Alessandra is tired of being overlooked, but she has a plan to gain power: 1) Woo the Shadow King. 2) Marry him. 3) Kill him and take his kingdom for herself. No one knows the extent of the freshly crowned Shadow King’s power. Some say he can command the shadows that swirl around him to do his bidding. Others say they speak to him, whispering the thoughts of his enemies. Regardless, Alessandra knows what she deserves, and she’s going to do everything within her power to get it. But Alessandra’s not the only one trying to kill the king. As attempts on his life are made, she finds herself trying to keep him alive long enough for him to make her his queen—all while struggling not to lose her heart. After all, who better for a Shadow King than a cunning, villainous queen?
I really enjoy Tricia Levenseller’s books. They’re such fun fantasy books and I really enjoy her writing style. Her new standalone fantasy novel sounded really, really interesting and I couldn’t wait to read it. I’m all for girls plotting to murder kings and take the kingdom for themselves, but those pesky feelings get in the way.
For generations, the Seven Prophets guided humanity. Using their visions of the future, they ended wars and united nations―until the day, one hundred years ago, when the Prophets disappeared. All they left behind was one final, secret prophecy, foretelling an Age of Darkness and the birth of a new Prophet who could be the world’s salvation . . . or the cause of its destruction. As chaos takes hold, five souls are set on a collision course: A prince exiled from his kingdom. A ruthless killer known as the Pale Hand. A once-faithful leader torn between his duty and his heart. A reckless gambler with the power to find anything or anyone. And a dying girl on the verge of giving up. One of them―or all of them―could break the world. Will they be savior or destroyer?
I’m not quite sure when I decided I wanted to read this book. I know I saw a lot of people talking about, the title is really cool, the cover is awesome, and I found out it’s a high fantasy book with a prophecy and an ensemble cast. That pretty much sealed the deal for me haha.
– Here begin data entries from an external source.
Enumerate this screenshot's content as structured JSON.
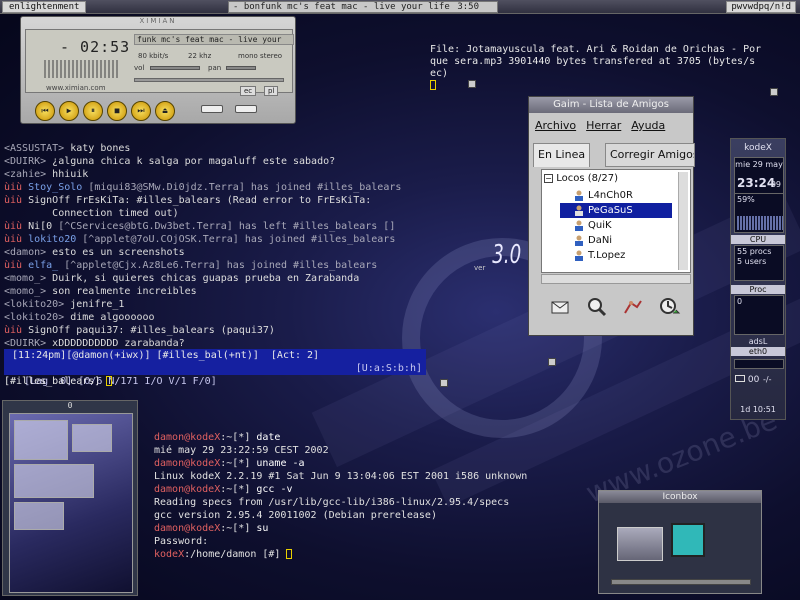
{
  "topbar": {
    "left_label": "enlightenment",
    "center_label": "- bonfunk mc's feat mac - live your life",
    "center_time": "3:50",
    "right_label": "pwvwdpq/n!d"
  },
  "xmms": {
    "brand": "XIMIAN",
    "time": "- 02:53",
    "song_title": "funk mc's feat mac - live your",
    "kbps": "80 kbit/s",
    "khz": "22 khz",
    "mono_stereo": "mono stereo",
    "vol_label": "vol",
    "pan_label": "pan",
    "eq_label": "ec",
    "pl_label": "pl",
    "url": "www.ximian.com",
    "buttons": [
      "prev",
      "play",
      "pause",
      "stop",
      "next",
      "eject"
    ]
  },
  "transfer": {
    "line1": "File: Jotamayuscula feat. Ari & Roidan de Orichas - Por",
    "line2": "que sera.mp3  3901440 bytes transfered at 3705 (bytes/s",
    "line3": "ec)"
  },
  "irc": {
    "lines": [
      {
        "a": "<ASSUSTAT> ",
        "b": "katy bones",
        "c": ""
      },
      {
        "a": "<DUIRK> ",
        "b": "¿alguna chica k salga por magaluff este sabado?",
        "c": ""
      },
      {
        "a": "<zahie> ",
        "b": "hhiuik",
        "c": ""
      },
      {
        "a": "ùiù ",
        "b": "Stoy_Solo ",
        "c": "[miqui83@SMw.Di0jdz.Terra] has joined #illes_balears"
      },
      {
        "a": "ùiù ",
        "b": "SignOff FrEsKiTa: #illes_balears (Read error to FrEsKiTa:",
        "c": ""
      },
      {
        "a": "        ",
        "b": "Connection timed out)",
        "c": ""
      },
      {
        "a": "ùiù ",
        "b": "Ni[0 ",
        "c": "[^CServices@btG.Dw3bet.Terra] has left #illes_balears []"
      },
      {
        "a": "ùiù ",
        "b": "lokito20 ",
        "c": "[^applet@7oU.COjOSK.Terra] has joined #illes_balears"
      },
      {
        "a": "<damon> ",
        "b": "esto es un screenshots",
        "c": ""
      },
      {
        "a": "ùiù ",
        "b": "elfa_ ",
        "c": "[^applet@Cjx.Az8Le6.Terra] has joined #illes_balears"
      },
      {
        "a": "<momo_> ",
        "b": "Duirk, si quieres chicas guapas prueba en Zarabanda",
        "c": ""
      },
      {
        "a": "<momo_> ",
        "b": "son realmente increibles",
        "c": ""
      },
      {
        "a": "<lokito20> ",
        "b": "jenifre_1",
        "c": ""
      },
      {
        "a": "<lokito20> ",
        "b": "dime algoooooo",
        "c": ""
      },
      {
        "a": "ùiù ",
        "b": "SignOff paqui37: #illes_balears (paqui37)",
        "c": ""
      },
      {
        "a": "<DUIRK> ",
        "b": "xDDDDDDDDDD zarabanda?",
        "c": ""
      }
    ],
    "status1": " [11:24pm][@damon(+iwx)] [#illes_bal(+nt)]  [Act: 2]",
    "status2": " [Lag  0] [O/6 N/171 I/O V/1 F/0]",
    "status2_right": "[U:a:S:b:h]",
    "input": "[#illes_balears] "
  },
  "gaim": {
    "title": "Gaim - Lista de Amigos",
    "menu": [
      "Archivo",
      "Herrar",
      "Ayuda"
    ],
    "tabs": [
      "En Linea",
      "Corregir Amigos"
    ],
    "group": "Locos (8/27)",
    "buddies": [
      "L4nCh0R",
      "PeGaSuS",
      "QuiK",
      "DaNi",
      "T.Lopez"
    ],
    "selected_index": 1
  },
  "gkrellm": {
    "host": "kodeX",
    "date": "mie 29 may",
    "time": "23:24",
    "seconds": "09",
    "cpu_pct": "59%",
    "cpu_label": "CPU",
    "procs": "55 procs",
    "users": "5 users",
    "proc_label": "Proc",
    "zero": "0",
    "net_label": "adsL",
    "net_if": "eth0",
    "mail": "00",
    "mail_sep": "-/-",
    "uptime": "1d 10:51"
  },
  "pager": {
    "title": "0"
  },
  "terminal": {
    "lines": [
      {
        "p": "damon@kodeX",
        "q": ":~[*] ",
        "r": "date"
      },
      {
        "p": "",
        "q": "",
        "r": "mié may 29 23:22:59 CEST 2002"
      },
      {
        "p": "damon@kodeX",
        "q": ":~[*] ",
        "r": "uname -a"
      },
      {
        "p": "",
        "q": "",
        "r": "Linux kodeX 2.2.19 #1 Sat Jun 9 13:04:06 EST 2001 i586 unknown"
      },
      {
        "p": "damon@kodeX",
        "q": ":~[*] ",
        "r": "gcc -v"
      },
      {
        "p": "",
        "q": "",
        "r": "Reading specs from /usr/lib/gcc-lib/i386-linux/2.95.4/specs"
      },
      {
        "p": "",
        "q": "",
        "r": "gcc version 2.95.4 20011002 (Debian prerelease)"
      },
      {
        "p": "damon@kodeX",
        "q": ":~[*] ",
        "r": "su"
      },
      {
        "p": "",
        "q": "",
        "r": "Password:"
      },
      {
        "p": "kodeX",
        "q": ":/home/damon [#] ",
        "r": ""
      }
    ]
  },
  "iconbox": {
    "title": "Iconbox"
  },
  "desktop": {
    "version": "3.0",
    "version_prefix": "ver",
    "watermark": "www.ozone.be"
  },
  "colors": {
    "irc_status_bg": "#1520a0",
    "prompt_red": "#e06060",
    "cursor_yellow": "#e8d000",
    "gaim_selection": "#1020a0"
  }
}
Trigger warnings linked here.
As a successful social media journalist with half a million followers, seventeen-year-old Cal is used to sharing his life online. But when his pilot father is selected for a highly publicized NASA mission to Mars, Cal and his family relocate from Brooklyn to Houston and are thrust into a media circus. Amidst the chaos, Cal meets sensitive and mysterious Leon, another “Astrokid,” and finds himself falling head over heels—fast. As the frenzy around the mission grows, so does their connection. But when secrets about the program are uncovered, Cal must find a way to reveal the truth without hurting the people who have become most important to him.
I had seen people talking about this one a bit and I knew it was queer, which was enough for me to want to read it. But then I found out it’s about space. About the family’s of the astronauts who stay on the ground. It’s about space without ever actually going to space. I’m a huge fan of sci-fi, but this sounded just as cool as actually going up into space.